Exercise brief> After locating the line with "Extract the structured", reproduce that line and every one following it exactly, up to the end of the entries.

(Data records for software interfaces)
=== Section Start ===

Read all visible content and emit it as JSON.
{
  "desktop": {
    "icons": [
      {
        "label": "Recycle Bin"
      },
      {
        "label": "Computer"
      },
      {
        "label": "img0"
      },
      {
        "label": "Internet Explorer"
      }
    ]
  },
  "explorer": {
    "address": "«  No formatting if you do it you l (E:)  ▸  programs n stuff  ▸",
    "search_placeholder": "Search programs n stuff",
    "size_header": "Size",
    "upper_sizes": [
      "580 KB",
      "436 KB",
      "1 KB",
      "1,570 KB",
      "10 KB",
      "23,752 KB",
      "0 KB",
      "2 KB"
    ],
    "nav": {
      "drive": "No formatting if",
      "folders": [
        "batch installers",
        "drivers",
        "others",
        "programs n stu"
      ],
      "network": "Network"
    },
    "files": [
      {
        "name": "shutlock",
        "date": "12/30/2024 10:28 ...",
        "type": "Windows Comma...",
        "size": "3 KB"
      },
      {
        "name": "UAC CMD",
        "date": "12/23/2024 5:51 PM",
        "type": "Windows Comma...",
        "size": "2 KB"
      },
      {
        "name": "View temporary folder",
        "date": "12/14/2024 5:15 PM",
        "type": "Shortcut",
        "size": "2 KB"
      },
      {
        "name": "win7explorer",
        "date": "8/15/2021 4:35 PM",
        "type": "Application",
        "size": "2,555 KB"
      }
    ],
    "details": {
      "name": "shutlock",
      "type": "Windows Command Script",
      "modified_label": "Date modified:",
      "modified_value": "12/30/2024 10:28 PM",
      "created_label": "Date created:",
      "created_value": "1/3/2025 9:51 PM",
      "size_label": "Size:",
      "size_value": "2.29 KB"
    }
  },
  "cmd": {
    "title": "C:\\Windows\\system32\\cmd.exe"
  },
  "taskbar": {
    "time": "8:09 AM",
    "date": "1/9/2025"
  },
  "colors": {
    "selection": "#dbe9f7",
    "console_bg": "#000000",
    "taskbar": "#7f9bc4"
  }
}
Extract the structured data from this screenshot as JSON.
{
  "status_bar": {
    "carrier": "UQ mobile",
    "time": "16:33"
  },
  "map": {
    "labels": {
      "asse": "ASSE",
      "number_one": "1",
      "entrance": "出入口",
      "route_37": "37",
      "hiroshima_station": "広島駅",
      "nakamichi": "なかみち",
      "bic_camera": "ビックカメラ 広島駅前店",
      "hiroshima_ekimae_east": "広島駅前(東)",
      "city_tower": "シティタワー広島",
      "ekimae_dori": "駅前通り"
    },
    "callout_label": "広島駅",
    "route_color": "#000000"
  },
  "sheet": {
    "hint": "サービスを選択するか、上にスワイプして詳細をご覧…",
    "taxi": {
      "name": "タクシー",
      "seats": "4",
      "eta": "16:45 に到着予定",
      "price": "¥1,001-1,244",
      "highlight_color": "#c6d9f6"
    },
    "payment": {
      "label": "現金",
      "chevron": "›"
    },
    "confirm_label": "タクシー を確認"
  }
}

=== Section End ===

Result of this exercise>
Extract the structured data from this screenshot as JSON.
{
  "status_bar": {
    "carrier": "UQ mobile",
    "time": "16:33"
  },
  "map": {
    "labels": {
      "asse": "ASSE",
      "number_one": "1",
      "entrance": "出入口",
      "route_37": "37",
      "hiroshima_station": "広島駅",
      "nakamichi": "なかみち",
      "bic_camera": "ビックカメラ 広島駅前店",
      "hiroshima_ekimae_east": "広島駅前(東)",
      "city_tower": "シティタワー広島",
      "ekimae_dori": "駅前通り"
    },
    "callout_label": "広島駅",
    "route_color": "#000000"
  },
  "sheet": {
    "hint": "サービスを選択するか、上にスワイプして詳細をご覧…",
    "taxi": {
      "name": "タクシー",
      "seats": "4",
      "eta": "16:45 に到着予定",
      "price": "¥1,001-1,244",
      "highlight_color": "#c6d9f6"
    },
    "payment": {
      "label": "現金",
      "chevron": "›"
    },
    "confirm_label": "タクシー を確認"
  }
}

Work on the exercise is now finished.